When Andy and I find a place we'd like to visit, we keep it in mind to see if it might organically fold into a future road trip. Over time, enough destinations accumulated in the Northeast USA to warrant a big road trip. Total Bonus: we live in New England, so no flight or car rental required! At first, we thought it might just be a 6 day road trip. But it kept expanding...and expanding. And soon enough, we found ourselves with a 12-day itinerary spanning 2,000 miles across four US states and Canada. The journey began by loading up my little Mazda hatchback and heading east out of the Boston suburb we call home. In less than three hours, we were wandering around Empire State Plaza in Albany, New York. It was a Sunday afternoon and not a soul was around. Oh, and it was a cloudless 99 degrees out there so this lily-white girl was trying to find shade at every opportunity!
Along the plaza's reflecting pools, we gazed up at the New York State Library.
The Egg is a performance venue that I attended a lot as a kid (I grew up around Albany). Architecturally, it's kind of bizarre. Good bizarre. Who-thought-to-build-THAT? bizarre.
There are endless ways to see The Egg but my favorite is from underneath. It just feels like the whole thing might come crashing down on you at any second.
On the other end of the plaza, the State Capitol Building looms large.
We left this abandoned Gotham all sweaty and hungry for dinner. Andy and I have family in the Albany area and we were invited over for a feast of grilled steak and asparagus. It was just heavenly. Knowing we'd be on the road and mostly eating out for the next 11 days, we really appreciated the home cooked meal. We also got to rest our heads for the night with family. Pro Travel Tip: There are endless advantages to staying with family or friends along the way. No hotel bill! Home cookin'! And, my personal fave, making an appearance without staying for days on end! The next morning, we set out early for Philadelphia. Although I've been just north of Philly many times (my brother lives there), I've never ventured into the city itself. We started our visit in a very touristy way and got in a long line to see the Liberty Bell. Oh, what a disappointment. I mean, don't get me wrong, I get that the Liberty Bell is a symbol of America and stuff, but did you know the bell on exhibit isn't even the real bell? It's a replica. The original bell has disintegrated into pieces (one of which IS on exhibit in Independence Hall, but if you didn't know that, you'd probably walk right past it). We drowned our disappoint in the most quintessentially Philly way.
A few of Philadelphia's hidden treasures were next on our agenda. The first was the Magic Gardens.
An artist named Isaiah Zagar created this mosaic wonderland encompassing half a city block. There are a bunch of little walkways to explore. It's the kind of place where you could visit everyday for 30 years and still find something new.
We were so enamored by this guy and his vision.
Okay, so it's not everyone's cup of tea, but The Mutter Museum was next up to visit.
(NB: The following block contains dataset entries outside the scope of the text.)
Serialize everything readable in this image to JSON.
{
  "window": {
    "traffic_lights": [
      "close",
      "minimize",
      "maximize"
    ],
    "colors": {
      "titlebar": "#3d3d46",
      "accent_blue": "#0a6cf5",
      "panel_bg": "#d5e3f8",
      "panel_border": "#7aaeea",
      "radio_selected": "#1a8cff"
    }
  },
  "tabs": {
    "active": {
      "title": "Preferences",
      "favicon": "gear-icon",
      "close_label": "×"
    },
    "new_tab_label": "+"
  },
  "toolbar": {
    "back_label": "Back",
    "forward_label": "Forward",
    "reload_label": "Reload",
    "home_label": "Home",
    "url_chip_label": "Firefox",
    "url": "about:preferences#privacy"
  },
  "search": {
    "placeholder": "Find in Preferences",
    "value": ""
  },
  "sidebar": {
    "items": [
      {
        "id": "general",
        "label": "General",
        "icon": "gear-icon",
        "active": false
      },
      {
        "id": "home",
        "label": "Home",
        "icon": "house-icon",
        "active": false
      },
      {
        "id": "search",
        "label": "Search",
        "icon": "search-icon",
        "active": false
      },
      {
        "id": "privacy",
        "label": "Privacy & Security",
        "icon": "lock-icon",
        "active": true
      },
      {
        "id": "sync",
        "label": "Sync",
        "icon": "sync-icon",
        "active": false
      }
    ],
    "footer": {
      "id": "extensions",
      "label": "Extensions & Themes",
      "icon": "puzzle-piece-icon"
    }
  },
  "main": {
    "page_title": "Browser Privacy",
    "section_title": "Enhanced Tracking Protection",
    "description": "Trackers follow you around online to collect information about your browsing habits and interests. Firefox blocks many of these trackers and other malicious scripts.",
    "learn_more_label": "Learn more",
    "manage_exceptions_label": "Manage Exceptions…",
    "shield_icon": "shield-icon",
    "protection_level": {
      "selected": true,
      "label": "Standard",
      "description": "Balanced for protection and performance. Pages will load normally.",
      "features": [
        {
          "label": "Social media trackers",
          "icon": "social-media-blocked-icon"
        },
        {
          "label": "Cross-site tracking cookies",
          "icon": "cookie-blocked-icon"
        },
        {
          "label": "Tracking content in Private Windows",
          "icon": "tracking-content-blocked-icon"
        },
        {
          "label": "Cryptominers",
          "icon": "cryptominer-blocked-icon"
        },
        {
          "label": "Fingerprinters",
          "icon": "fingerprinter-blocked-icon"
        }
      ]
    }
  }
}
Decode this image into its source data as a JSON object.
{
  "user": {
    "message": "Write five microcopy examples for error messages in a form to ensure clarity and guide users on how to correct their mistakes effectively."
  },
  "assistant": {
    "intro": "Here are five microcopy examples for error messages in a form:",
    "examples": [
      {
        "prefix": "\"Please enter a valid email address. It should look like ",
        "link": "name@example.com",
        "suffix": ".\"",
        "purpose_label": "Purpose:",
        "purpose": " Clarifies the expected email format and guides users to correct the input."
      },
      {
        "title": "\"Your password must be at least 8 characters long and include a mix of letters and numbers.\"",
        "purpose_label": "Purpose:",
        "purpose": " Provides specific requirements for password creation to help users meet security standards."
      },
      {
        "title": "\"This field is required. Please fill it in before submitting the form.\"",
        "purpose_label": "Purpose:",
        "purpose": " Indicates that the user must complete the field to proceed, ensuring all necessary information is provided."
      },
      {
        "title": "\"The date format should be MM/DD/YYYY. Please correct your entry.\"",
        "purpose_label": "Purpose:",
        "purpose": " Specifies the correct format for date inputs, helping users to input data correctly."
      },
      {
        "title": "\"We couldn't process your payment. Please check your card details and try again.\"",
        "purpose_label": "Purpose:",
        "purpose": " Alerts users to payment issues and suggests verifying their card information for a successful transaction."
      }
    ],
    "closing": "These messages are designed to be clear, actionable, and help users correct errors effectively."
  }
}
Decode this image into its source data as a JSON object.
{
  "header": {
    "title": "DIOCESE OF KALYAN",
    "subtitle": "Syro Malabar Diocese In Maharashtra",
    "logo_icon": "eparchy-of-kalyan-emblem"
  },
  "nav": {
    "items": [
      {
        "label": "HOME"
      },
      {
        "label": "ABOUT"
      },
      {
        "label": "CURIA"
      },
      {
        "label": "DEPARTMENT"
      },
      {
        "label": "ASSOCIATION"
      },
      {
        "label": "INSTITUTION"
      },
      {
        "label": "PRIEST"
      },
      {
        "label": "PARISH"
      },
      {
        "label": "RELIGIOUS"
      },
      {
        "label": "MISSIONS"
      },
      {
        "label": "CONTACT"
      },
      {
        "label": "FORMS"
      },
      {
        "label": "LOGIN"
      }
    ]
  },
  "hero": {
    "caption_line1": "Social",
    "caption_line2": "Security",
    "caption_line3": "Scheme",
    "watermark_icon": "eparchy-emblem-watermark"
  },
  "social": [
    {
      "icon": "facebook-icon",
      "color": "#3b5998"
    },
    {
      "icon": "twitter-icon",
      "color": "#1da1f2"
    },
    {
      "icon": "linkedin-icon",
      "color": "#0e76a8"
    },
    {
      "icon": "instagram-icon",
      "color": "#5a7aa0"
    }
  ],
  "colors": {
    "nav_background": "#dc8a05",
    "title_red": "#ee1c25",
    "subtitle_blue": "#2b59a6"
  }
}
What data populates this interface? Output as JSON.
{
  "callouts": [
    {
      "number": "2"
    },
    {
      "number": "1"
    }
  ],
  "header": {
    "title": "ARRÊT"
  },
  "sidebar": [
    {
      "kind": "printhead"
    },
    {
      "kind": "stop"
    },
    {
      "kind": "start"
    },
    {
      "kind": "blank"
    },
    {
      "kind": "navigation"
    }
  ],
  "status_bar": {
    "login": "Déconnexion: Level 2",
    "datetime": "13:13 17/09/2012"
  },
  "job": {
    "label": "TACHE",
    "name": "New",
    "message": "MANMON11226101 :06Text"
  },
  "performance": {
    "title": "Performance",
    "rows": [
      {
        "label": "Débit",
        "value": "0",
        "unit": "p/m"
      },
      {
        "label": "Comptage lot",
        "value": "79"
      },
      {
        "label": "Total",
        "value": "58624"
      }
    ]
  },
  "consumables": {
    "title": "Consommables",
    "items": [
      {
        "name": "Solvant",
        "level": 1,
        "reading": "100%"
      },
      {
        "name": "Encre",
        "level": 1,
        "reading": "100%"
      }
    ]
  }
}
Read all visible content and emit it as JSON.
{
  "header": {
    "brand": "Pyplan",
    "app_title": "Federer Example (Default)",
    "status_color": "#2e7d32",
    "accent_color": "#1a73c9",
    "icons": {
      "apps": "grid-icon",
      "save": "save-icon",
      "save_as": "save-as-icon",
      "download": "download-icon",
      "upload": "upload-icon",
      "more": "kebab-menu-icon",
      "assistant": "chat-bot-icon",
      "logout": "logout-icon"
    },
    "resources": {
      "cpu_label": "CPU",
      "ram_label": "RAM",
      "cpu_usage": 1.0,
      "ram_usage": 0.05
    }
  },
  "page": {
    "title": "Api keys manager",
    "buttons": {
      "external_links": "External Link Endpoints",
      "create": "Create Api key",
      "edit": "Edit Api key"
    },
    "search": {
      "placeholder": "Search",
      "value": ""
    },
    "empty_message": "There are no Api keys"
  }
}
It's a place I've wanted to go ever since I was a kid, when I saw a Ripley's Believe it or Not episode that included a segment on the museum. I was hooked. It's weirdness just blew me away. This medical history museum has everything from glass slides of Einstein's actual brain to the conjoined organs of Chang and Eng Bunker. To me, fascinating. Andy is not so much into skulls or weird medical stuff, so it was really nice of him to come along for the ride. There's no photography at the museum, so I have no images to show you on this blog. But just click here to see what Google images has in store for you. There are lots of skulls on display. And wax models of diseased limbs in jars. There's a malignant tumor that once resided in Grover Cleveland's mouth. And the Soap Lady is there too. When we went, there was a special exhibit of Civil War injuries, complete with a photobooth you could enter that would show you what you looked like as an amputee. Andy and I both declined that particular experience. Hey, I'm not trying to mess with the gods. At the end, though, I'll admit I was a little queasy. There were a LOT of fetuses in jars at that museum. And I'm very much down for interesting medical specimens in jars, but that was just one too many jarbabies for my stomach to handle.
Our last stop in the city of brotherly love was the Kimmel Center. This place is a performing arts center with some truly gorgeous architecture. Andy wanted to photograph the massive glass ceiling. Needless to say, we spent a good long while with our necks tilted back to take in all its beauty.
Speaking of brotherly love, it was time to drive north out of the city to spend some time with my brother and his family.
In part two of our Northeast adventure, we'll:
...visit a tiny village one man constructed over 60 years ...pop our Waffle House cherry ...and spend a day in prison!